Smartest Teenagers Tend to Delay Sex
WebMD News Archive
Mar. 16, 2000 (Eugene, Ore.) -- Highly intelligent teenagers are likely to
wait longer before having sexual intercourse for the first time, according to
researchers from the University of North Carolina at Chapel Hill. They also
tend to postpone other types of sexual activity, such as holding hands,
kissing, and petting.
The research team, reporting in the Journal of Adolescent Health,
also found that the least intelligent adolescents are likely to delay sexual
The UNC researchers analyzed data from two studies that included more than
12,000 adolescents in seventh to 12th grades. Both used a vocabulary test to
The two groups of teens probably delay sex for different reasons, says study
author Carolyn Halpern, PhD, an assistant professor of maternal and child
health at the UNC School of Public Health.
"Those who score high on tests of verbal intelligence are probably
thinking about their educational and occupational goals and the possible
negative consequences of early sexual activity," she says. "They are
thinking about their futures. Among those with low scores, one reason for lower
sexual involvement is probably some form of extra "looking out" or
protection from parents, teachers and other gatekeepers."
Another factor may be at work, says an expert who reviewed the study for
WebMD. "Bright adolescents have many more options in their lives," says
Robert Blum, MD, PhD. "Their personal needs are met through so many
different channels: activities, friendship, all sorts of stimulation. They are
more occupied." Blum is professor of pediatrics and director of the
adolescent health center at the University of Minnesota School of Medicine in
How can the study's findings be used to help teenagers? One expert says that
those who design educational programs for adolescents should keep their varying
abilities in mind.
"You may have 10 children in a classroom, some with higher intelligence,
some lower, some in the middle," Jennifer Oliphant says. "You have to
develop educational materials designed to reach the largest number possible.
Then it's the job of the teacher in the classroom to talk to individual
students in terms adjusted to their intelligence." Oliphant is a community
outreach coordinator at the National Teen Pregnancy Prevention Research Center
at the University of Minnesota.

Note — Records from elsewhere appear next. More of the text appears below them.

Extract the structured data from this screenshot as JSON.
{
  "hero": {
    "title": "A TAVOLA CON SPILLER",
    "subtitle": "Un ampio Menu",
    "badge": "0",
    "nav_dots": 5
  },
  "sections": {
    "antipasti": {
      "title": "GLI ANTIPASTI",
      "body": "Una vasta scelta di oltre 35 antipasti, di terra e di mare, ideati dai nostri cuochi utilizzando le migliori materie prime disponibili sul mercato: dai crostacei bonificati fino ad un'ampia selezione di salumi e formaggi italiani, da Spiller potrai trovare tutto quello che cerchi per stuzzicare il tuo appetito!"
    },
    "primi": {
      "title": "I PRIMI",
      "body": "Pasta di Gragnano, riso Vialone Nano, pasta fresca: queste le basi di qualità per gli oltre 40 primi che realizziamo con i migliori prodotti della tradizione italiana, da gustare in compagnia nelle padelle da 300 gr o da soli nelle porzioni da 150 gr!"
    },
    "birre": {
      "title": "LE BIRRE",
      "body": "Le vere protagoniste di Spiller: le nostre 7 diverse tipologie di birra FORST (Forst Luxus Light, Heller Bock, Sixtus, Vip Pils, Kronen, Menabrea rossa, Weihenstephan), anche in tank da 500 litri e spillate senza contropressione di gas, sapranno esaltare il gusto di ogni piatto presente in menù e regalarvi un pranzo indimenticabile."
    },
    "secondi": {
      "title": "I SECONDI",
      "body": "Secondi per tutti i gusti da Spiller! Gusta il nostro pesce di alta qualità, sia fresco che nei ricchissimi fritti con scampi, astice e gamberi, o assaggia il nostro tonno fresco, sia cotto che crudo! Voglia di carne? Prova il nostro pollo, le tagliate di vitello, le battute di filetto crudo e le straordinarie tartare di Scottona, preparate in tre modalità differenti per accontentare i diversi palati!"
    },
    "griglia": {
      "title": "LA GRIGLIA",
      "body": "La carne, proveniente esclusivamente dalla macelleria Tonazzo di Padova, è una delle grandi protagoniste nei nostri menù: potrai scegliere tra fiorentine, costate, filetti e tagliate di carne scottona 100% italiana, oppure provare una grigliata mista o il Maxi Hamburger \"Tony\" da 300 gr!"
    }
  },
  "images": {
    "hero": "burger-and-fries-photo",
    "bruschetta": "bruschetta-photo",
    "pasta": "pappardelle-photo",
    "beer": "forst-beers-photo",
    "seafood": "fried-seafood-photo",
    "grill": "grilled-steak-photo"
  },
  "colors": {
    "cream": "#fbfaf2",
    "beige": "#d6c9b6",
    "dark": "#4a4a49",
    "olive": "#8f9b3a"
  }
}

Halpern adds that "we know from previous studies that providing
relevant, understandable information is not sufficient to change behavior. It
is an important first step."
Research like this study can enlighten parents and educators about the best
ways to help teens at risk, Blum says. "If it is true that brighter kids
have intercourse later because they have a greater set of options and more
stimulation in their lives, then the challenge becomes how to create more
stimulating environments for kids of normal intelligence," he says.
Parents' behavior can help, too, Halpern says. "Being connected to
parents and religious organizations and schools seems to be part of the process
that protects adolescents. That's why it's so important for parents to act in
ways that show they are concerned, interested, available. Show your teens you
have time you can spend with them and want to spend with them."
She offers another tip for success: "Don't have long conversations
saying 'Don't do this; Don't do that.' Instead, focus on stimulating positive,
constructive behaviors. Frame your message in a positive way."